Pierce County Sheriff Troyer says he knew charges were ‘coming since day one’

Pierce County Sheriff Ed Troyer joins the Jason Rantz Show to react to two misdemeanor charges against him from the attorney general's office.
4 days ago
troyer...
Jason Rantz

Rantz: State AG charges Pierce County Sheriff with 2 misdemeanors after ‘unusual’ move

Attorney General Bob Ferguson's office is readying misdemeanor charges against Pierce County Sheriff Ed Troyer. The filing could come as early as Tuesday.
5 days ago
police, consent decree...
Jason Rantz

Rantz: Seattle mayor downplays crisis, falsely says only 24 officers didn’t turn in vaccine paperwork

Seattle Mayor Jenny Durkan told reporters on Monday that "only about two dozen officers have not put in their [vaccine] paperwork" ahead of the midnight deadline.
5 days ago
unvaccinated officers Seattle...
KTTH staff

Seattle mayor: ‘About two dozen’ SPD officers have yet to submit proof of vaccination

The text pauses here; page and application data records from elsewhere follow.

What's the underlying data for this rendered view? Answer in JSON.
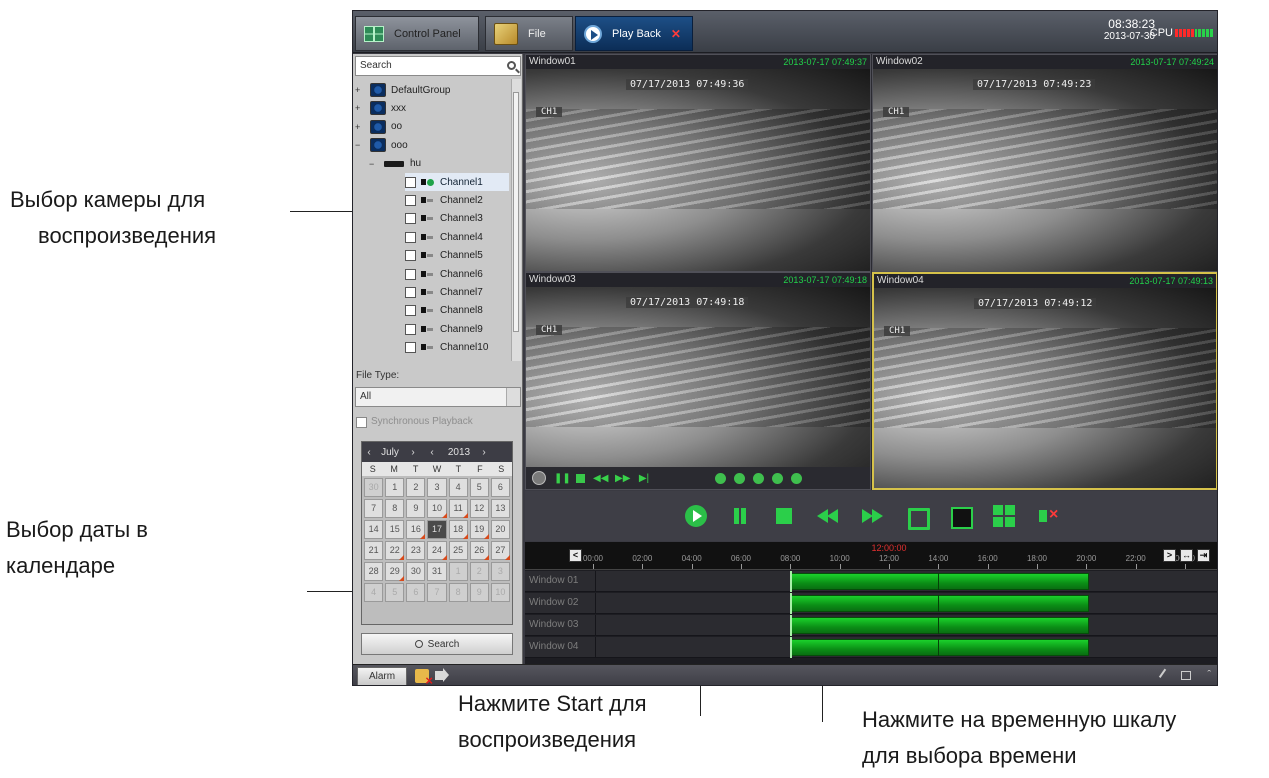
{
  "annotations": {
    "camera_select": [
      "Выбор камеры для",
      "воспроизведения"
    ],
    "date_select": [
      "Выбор даты в",
      "календаре"
    ],
    "start_play": [
      "Нажмите Start для",
      "воспроизведения"
    ],
    "timeline_select": [
      "Нажмите на временную шкалу",
      "для выбора времени"
    ]
  },
  "tabs": {
    "control_panel": "Control Panel",
    "file": "File",
    "playback": "Play Back"
  },
  "clock": {
    "time": "08:38:23",
    "date": "2013-07-30"
  },
  "cpu": {
    "label": "CPU",
    "bars_red": 5,
    "bars_total": 10
  },
  "search": {
    "placeholder": "Search"
  },
  "tree": {
    "groups": [
      {
        "label": "DefaultGroup",
        "toggle": "+"
      },
      {
        "label": "xxx",
        "toggle": "+"
      },
      {
        "label": "oo",
        "toggle": "+"
      },
      {
        "label": "ooo",
        "toggle": "−"
      }
    ],
    "device": {
      "label": "hu",
      "toggle": "−"
    },
    "channels": [
      "Channel1",
      "Channel2",
      "Channel3",
      "Channel4",
      "Channel5",
      "Channel6",
      "Channel7",
      "Channel8",
      "Channel9",
      "Channel10"
    ]
  },
  "file_type": {
    "label": "File Type:",
    "value": "All"
  },
  "sync_playback": {
    "label": "Synchronous Playback",
    "checked": false
  },
  "calendar": {
    "month": "July",
    "year": "2013",
    "weekdays": [
      "S",
      "M",
      "T",
      "W",
      "T",
      "F",
      "S"
    ],
    "weeks": [
      [
        "30",
        "1",
        "2",
        "3",
        "4",
        "5",
        "6"
      ],
      [
        "7",
        "8",
        "9",
        "10",
        "11",
        "12",
        "13"
      ],
      [
        "14",
        "15",
        "16",
        "17",
        "18",
        "19",
        "20"
      ],
      [
        "21",
        "22",
        "23",
        "24",
        "25",
        "26",
        "27"
      ],
      [
        "28",
        "29",
        "30",
        "31",
        "1",
        "2",
        "3"
      ],
      [
        "4",
        "5",
        "6",
        "7",
        "8",
        "9",
        "10"
      ]
    ],
    "selected_day": "17"
  },
  "search_button": "Search",
  "windows": [
    {
      "title": "Window01",
      "timestamp": "2013-07-17 07:49:37",
      "osd_time": "07/17/2013 07:49:36",
      "channel": "CH1"
    },
    {
      "title": "Window02",
      "timestamp": "2013-07-17 07:49:24",
      "osd_time": "07/17/2013 07:49:23",
      "channel": "CH1"
    },
    {
      "title": "Window03",
      "timestamp": "2013-07-17 07:49:18",
      "osd_time": "07/17/2013 07:49:18",
      "channel": "CH1"
    },
    {
      "title": "Window04",
      "timestamp": "2013-07-17 07:49:13",
      "osd_time": "07/17/2013 07:49:12",
      "channel": "CH1"
    }
  ],
  "timeline": {
    "cursor_time": "12:00:00",
    "ticks": [
      "00:00",
      "02:00",
      "04:00",
      "06:00",
      "08:00",
      "10:00",
      "12:00",
      "14:00",
      "16:00",
      "18:00",
      "20:00",
      "22:00",
      "00:00"
    ],
    "rows": [
      "Window 01",
      "Window 02",
      "Window 03",
      "Window 04"
    ],
    "recording_start_hour": 8.0,
    "recording_mid_hour": 14.0,
    "recording_end_hour": 20.1
  },
  "statusbar": {
    "alarm": "Alarm"
  },
  "colors": {
    "accent": "#1d4f86",
    "recording": "#1bd12b",
    "cursor": "#e03030"
  }
}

Seattle Mayor Jenny Durkan and interim Chief Adrian Diaz both submitted final pleas to unvaccinated officers over the weekend. 
5 days ago

Sponsored Articles

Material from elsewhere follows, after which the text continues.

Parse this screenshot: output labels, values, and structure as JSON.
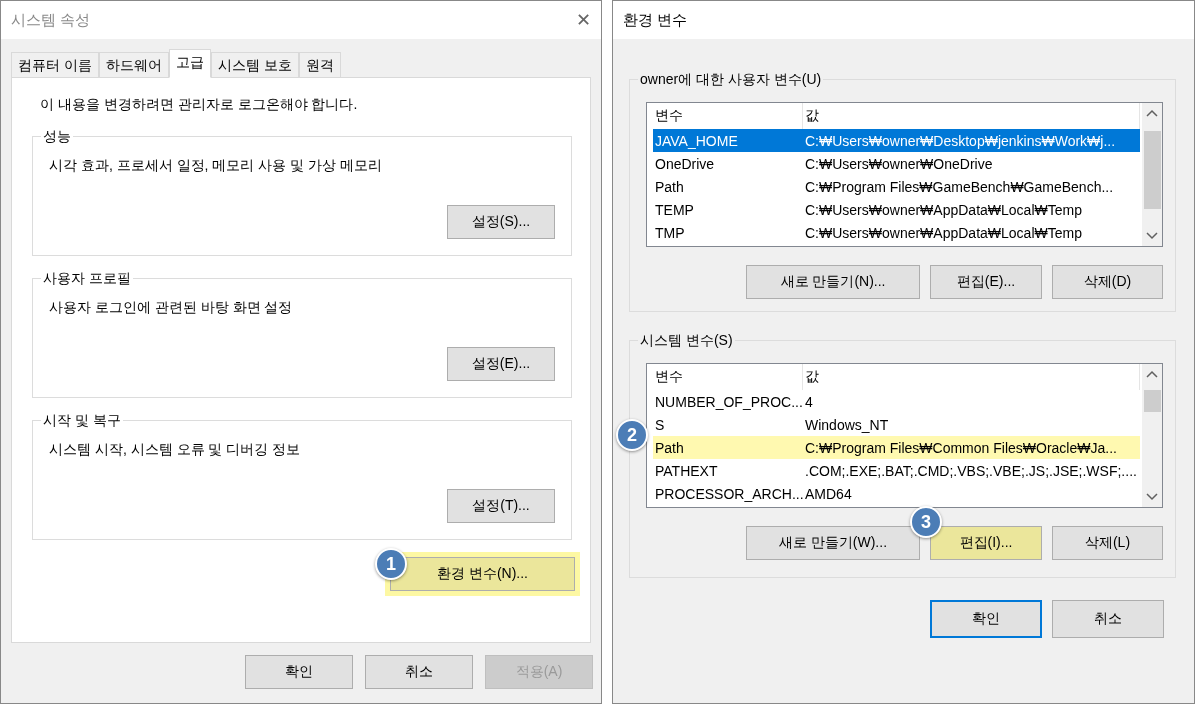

...

Medicare open enrollment for 2022 starts Oct. 15 and SHIBA can help!

Washington State Office of the Insurance Commissioner SPONSORED — Medicare’s Open Enrollment Period, also called the Annual Election Period, is Oct. 15 to Dec. 7. During this time, people enrolled in Medicare can: Switch from Original Medicare to a Medicare Advantage plan and vice versa. Join, drop or switch a Part D prescription drug plan, […]
...

How to Have a Stress-Free Real Estate Experience

The real estate industry has adapted and sellers are taking full advantage of new real estate models. One of which is Every Door Real Estate.
...
IQ Air

How Poor Air Quality Is Affecting Our Future Athletes

You cannot control your child’s breathing environment 100% of the time, but you can make a huge impact.
...
Swedish Health Services

Special Coverage: National Prostate Cancer Awareness Month

There are a wide variety of treatment options available for men with prostate cancer. The most technologically advanced treatment option in the Northwest is Stereotactic Body Radiation Therapy using the CyberKnife platform.
...
Marysville Police Department

Police Opportunities in a Growing, Supportive Washington Community

Marysville PD is looking for both lateral and entry level officers. Begin or continue your career in law enforcement for a growing, supportive community.
...
Comcast

Small, Minority-Owned Businesses in King County and Pierce County Can Now Apply For $10,000 Relief Grants Through Comcast RISE

Businesses in King County and Pierce County can apply beginning on October 1, 2021, at www.ComcastRISE.com for a chance to receive a $10,000 relief grant.
Seattle police officer quit over mistreatment by council, Kshama Sawant